* [Task description]
Counting only lines below that hold "Nintendo", give the total alone.
++++ Source data
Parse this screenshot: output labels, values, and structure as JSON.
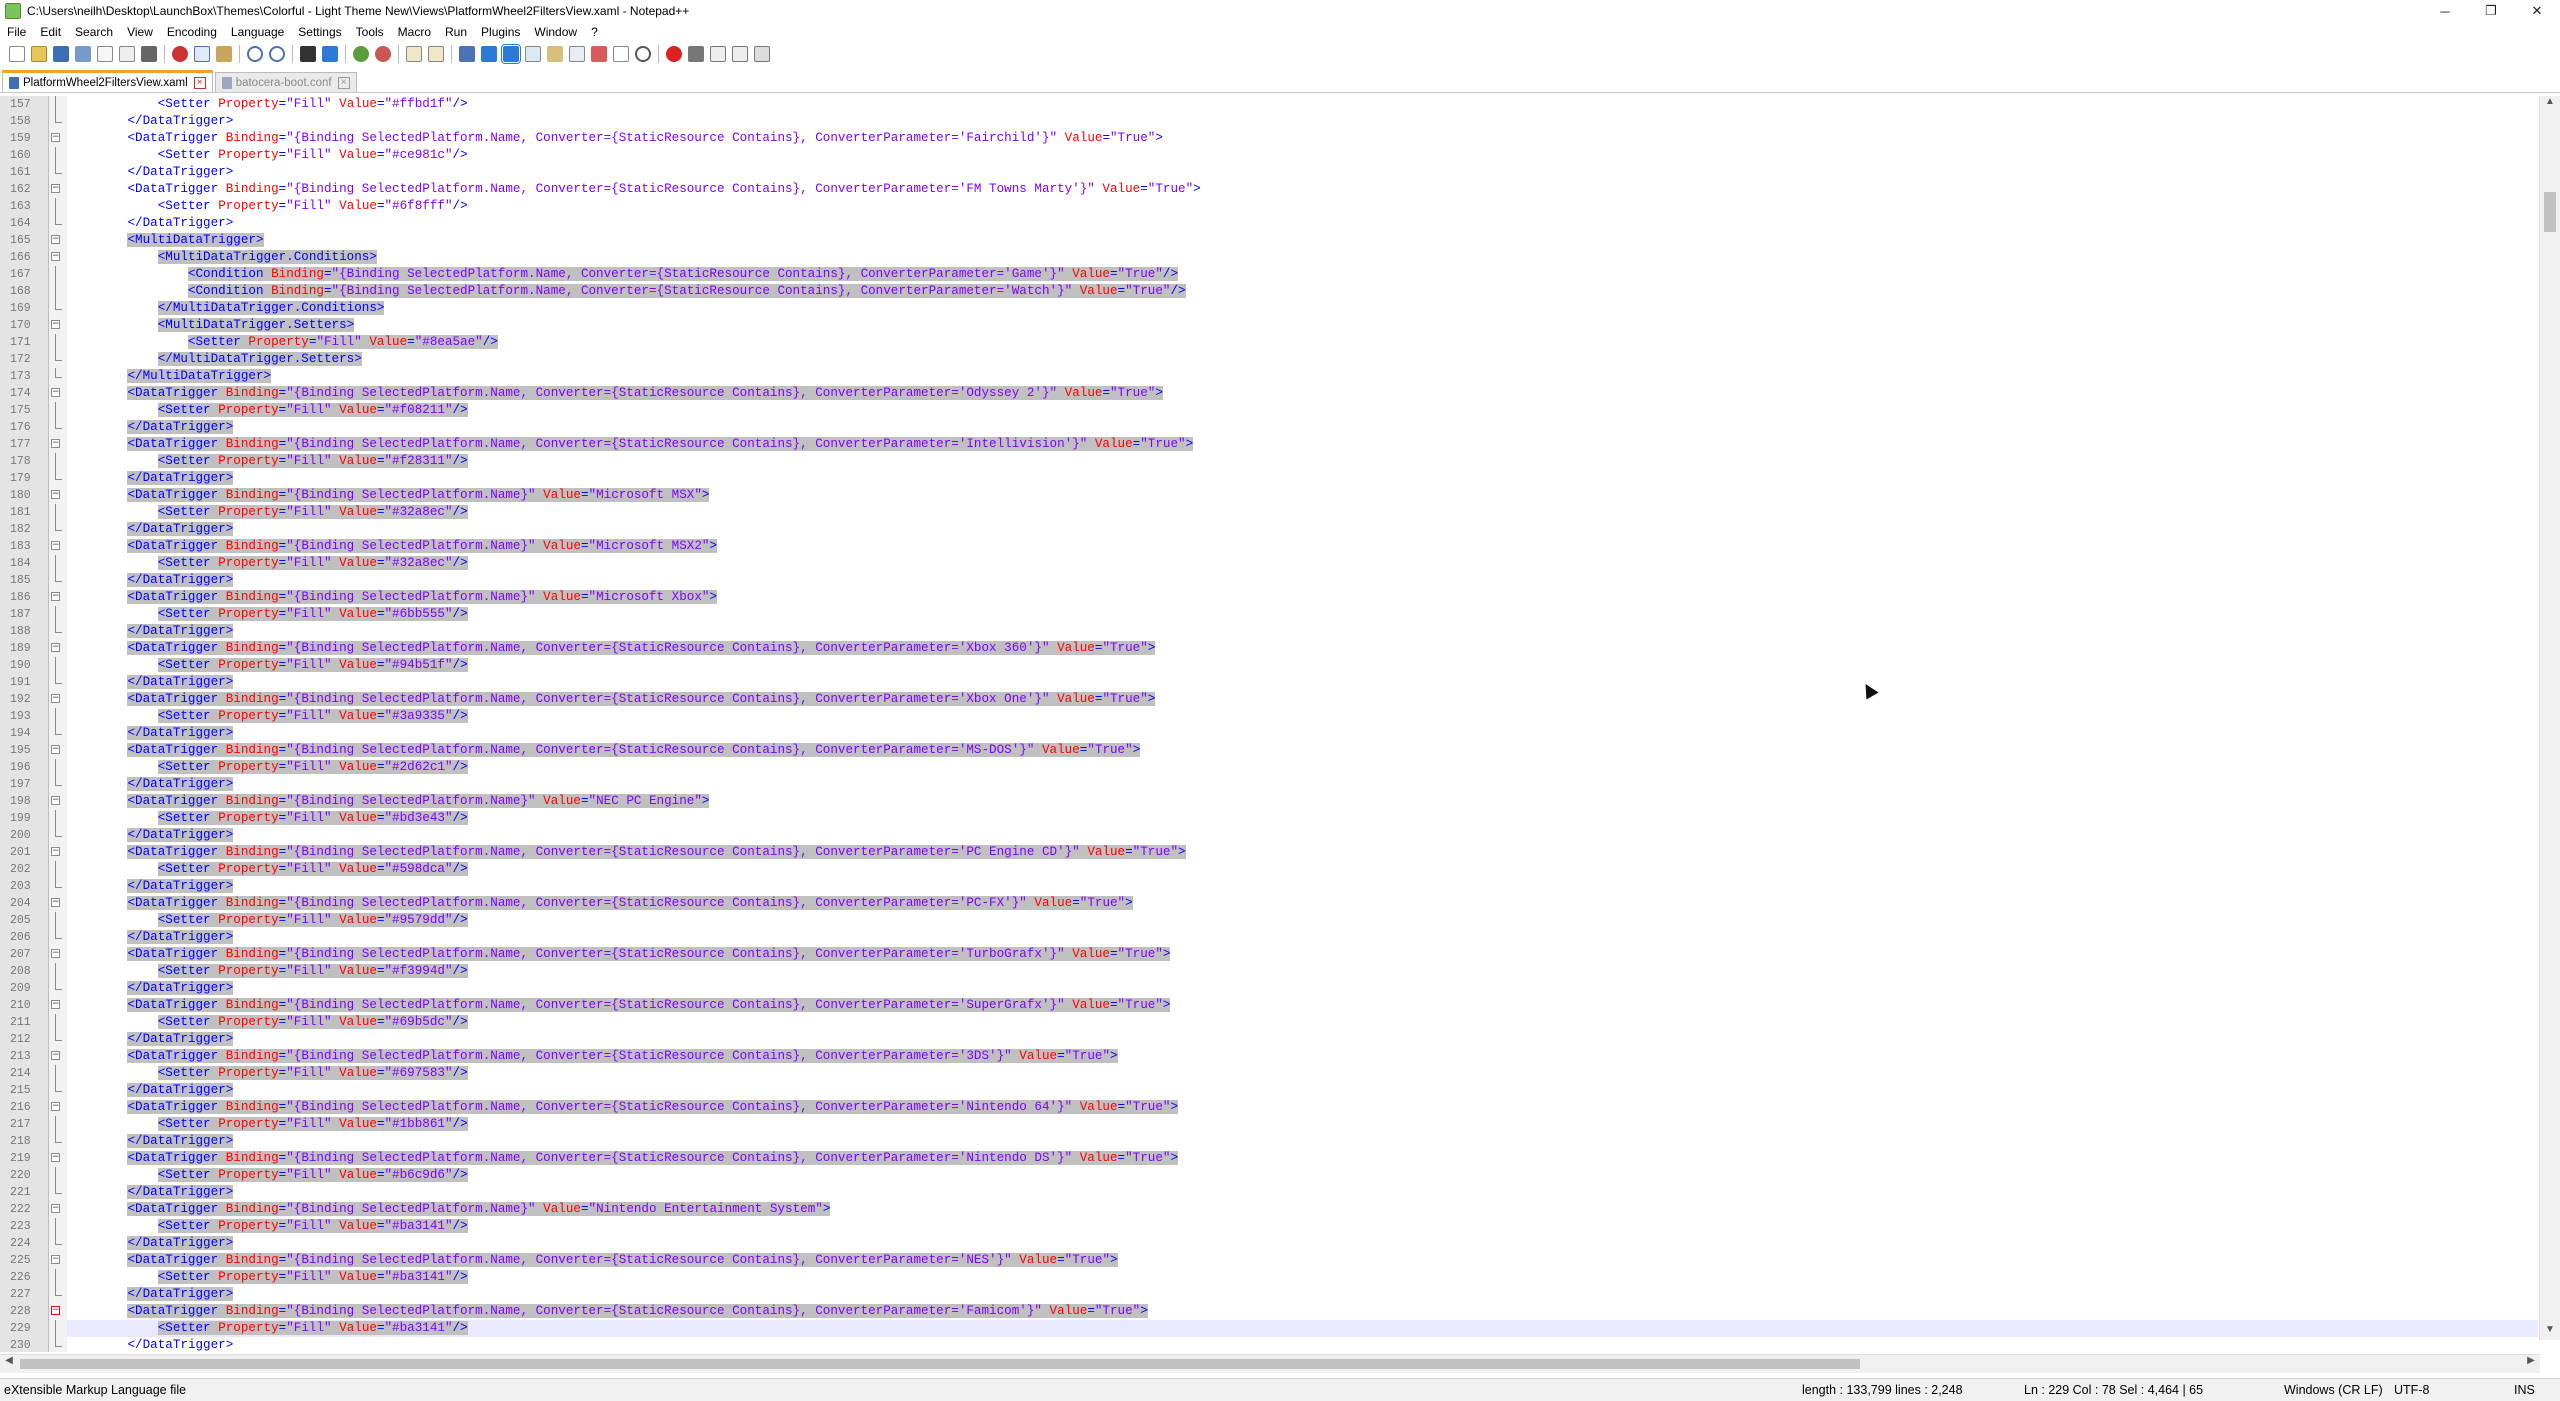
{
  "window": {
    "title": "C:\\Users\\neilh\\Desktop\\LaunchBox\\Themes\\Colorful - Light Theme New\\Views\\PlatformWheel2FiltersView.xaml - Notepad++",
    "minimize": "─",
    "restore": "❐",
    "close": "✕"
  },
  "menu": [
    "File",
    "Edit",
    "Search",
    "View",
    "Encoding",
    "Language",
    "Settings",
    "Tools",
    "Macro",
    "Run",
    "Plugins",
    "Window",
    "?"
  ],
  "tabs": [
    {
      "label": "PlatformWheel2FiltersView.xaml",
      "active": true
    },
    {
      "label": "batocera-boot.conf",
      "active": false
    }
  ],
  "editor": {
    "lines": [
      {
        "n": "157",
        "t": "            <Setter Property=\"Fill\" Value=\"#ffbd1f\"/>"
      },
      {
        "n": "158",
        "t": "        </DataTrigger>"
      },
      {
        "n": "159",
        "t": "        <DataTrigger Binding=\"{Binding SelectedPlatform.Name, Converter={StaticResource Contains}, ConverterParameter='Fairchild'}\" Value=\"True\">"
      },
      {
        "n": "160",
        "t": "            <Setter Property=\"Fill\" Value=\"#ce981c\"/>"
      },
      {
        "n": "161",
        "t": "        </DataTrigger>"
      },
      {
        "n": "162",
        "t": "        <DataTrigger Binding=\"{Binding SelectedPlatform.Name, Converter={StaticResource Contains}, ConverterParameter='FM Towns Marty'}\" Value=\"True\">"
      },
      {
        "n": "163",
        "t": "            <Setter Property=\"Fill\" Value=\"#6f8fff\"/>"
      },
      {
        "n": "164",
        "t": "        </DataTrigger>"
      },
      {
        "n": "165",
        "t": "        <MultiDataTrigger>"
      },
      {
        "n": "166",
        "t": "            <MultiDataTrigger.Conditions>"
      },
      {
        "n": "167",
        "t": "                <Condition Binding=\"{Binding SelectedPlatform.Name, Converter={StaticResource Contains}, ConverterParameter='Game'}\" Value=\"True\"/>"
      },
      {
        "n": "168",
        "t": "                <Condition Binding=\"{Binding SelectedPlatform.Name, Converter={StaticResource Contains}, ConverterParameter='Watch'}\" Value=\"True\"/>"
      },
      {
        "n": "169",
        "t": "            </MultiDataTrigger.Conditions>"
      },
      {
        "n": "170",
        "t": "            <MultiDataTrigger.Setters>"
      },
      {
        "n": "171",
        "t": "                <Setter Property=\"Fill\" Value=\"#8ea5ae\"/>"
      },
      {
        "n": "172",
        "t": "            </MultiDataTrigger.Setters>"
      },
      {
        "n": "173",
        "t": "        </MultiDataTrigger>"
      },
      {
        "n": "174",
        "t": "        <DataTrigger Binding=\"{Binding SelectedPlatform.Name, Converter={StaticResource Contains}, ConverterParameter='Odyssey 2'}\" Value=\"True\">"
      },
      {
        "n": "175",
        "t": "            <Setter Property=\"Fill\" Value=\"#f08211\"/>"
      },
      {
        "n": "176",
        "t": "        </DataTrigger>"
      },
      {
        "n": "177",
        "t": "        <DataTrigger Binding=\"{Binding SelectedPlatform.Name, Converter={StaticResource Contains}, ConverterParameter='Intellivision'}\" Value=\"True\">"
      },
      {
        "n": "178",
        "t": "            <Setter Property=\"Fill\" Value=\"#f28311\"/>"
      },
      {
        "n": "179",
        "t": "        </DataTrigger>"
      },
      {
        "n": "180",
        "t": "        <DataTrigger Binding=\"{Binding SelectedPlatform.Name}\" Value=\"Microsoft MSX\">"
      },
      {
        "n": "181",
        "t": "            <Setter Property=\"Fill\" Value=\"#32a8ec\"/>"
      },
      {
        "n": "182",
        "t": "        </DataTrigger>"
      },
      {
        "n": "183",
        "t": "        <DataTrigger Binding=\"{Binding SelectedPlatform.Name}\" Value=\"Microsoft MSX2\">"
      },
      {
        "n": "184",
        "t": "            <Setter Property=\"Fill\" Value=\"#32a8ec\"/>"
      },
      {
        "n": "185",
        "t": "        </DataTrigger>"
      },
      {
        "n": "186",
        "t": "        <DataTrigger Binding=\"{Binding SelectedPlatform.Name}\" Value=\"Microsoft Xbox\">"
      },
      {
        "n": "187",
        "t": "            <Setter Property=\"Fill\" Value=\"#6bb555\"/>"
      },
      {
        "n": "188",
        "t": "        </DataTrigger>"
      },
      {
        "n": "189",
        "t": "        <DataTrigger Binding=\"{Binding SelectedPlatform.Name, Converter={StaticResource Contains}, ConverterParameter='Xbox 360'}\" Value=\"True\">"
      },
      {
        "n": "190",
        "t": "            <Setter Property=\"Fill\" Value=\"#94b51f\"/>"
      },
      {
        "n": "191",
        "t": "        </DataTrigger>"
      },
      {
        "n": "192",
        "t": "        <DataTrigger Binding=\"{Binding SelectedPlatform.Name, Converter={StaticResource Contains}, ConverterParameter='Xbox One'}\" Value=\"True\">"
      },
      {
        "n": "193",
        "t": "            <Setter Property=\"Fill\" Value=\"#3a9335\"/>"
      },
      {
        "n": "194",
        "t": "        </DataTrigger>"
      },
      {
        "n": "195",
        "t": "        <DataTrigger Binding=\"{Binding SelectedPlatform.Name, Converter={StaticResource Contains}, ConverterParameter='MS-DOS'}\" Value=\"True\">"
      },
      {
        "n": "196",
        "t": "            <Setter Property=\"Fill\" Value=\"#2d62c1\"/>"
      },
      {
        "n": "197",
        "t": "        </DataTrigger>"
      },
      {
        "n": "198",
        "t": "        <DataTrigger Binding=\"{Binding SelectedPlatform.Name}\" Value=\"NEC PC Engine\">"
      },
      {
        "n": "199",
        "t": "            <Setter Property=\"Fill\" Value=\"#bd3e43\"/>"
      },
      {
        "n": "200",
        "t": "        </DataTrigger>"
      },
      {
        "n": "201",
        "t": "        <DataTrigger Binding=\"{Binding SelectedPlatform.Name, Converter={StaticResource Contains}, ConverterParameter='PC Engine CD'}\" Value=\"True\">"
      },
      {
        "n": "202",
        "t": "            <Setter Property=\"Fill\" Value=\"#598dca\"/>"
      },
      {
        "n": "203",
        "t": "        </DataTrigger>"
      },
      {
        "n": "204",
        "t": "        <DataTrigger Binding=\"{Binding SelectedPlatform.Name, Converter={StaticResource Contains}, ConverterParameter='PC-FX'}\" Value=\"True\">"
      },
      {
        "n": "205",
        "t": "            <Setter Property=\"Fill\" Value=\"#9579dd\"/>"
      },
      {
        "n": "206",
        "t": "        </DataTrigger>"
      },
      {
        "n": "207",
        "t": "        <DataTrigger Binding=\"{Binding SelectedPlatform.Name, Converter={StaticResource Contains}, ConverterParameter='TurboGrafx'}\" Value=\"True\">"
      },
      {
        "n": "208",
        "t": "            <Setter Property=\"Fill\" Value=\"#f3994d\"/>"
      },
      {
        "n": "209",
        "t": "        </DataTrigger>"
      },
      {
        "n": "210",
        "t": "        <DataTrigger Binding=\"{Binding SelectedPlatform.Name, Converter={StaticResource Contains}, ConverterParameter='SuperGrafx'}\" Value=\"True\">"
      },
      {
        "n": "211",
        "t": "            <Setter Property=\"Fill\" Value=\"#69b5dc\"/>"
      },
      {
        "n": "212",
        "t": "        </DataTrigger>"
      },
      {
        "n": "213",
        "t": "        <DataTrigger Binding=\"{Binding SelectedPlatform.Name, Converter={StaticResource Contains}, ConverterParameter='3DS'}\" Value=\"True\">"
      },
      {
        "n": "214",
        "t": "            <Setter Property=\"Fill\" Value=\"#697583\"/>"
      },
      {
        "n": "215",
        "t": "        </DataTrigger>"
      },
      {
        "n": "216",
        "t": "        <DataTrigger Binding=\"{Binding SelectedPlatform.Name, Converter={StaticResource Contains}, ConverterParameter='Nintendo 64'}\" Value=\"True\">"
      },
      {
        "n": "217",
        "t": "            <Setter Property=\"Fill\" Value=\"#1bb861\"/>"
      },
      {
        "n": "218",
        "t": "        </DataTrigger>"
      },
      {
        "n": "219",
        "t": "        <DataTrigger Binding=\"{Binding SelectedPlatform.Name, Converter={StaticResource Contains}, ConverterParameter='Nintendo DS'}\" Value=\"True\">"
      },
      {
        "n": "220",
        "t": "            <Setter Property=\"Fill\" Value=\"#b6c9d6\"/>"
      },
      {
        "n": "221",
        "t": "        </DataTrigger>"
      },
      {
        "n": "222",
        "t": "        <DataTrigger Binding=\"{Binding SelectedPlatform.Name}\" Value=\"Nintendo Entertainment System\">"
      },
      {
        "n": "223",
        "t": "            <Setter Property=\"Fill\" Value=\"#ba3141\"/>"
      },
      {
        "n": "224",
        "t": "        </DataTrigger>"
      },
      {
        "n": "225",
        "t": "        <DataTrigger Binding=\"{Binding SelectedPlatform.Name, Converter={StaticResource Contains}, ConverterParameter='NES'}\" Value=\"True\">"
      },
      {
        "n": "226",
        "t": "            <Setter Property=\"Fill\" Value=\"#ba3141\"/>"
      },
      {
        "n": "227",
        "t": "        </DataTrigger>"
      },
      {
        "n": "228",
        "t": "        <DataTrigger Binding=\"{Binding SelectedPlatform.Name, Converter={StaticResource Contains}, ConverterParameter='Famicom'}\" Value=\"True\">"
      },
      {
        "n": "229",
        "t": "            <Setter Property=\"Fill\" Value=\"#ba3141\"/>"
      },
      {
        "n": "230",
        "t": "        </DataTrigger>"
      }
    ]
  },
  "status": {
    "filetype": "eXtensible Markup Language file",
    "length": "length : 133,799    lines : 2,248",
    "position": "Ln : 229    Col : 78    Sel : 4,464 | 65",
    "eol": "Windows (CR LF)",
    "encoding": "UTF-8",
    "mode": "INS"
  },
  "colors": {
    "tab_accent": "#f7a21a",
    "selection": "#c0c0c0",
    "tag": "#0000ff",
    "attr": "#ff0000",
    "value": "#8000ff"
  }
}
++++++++
* [Response to the task]
3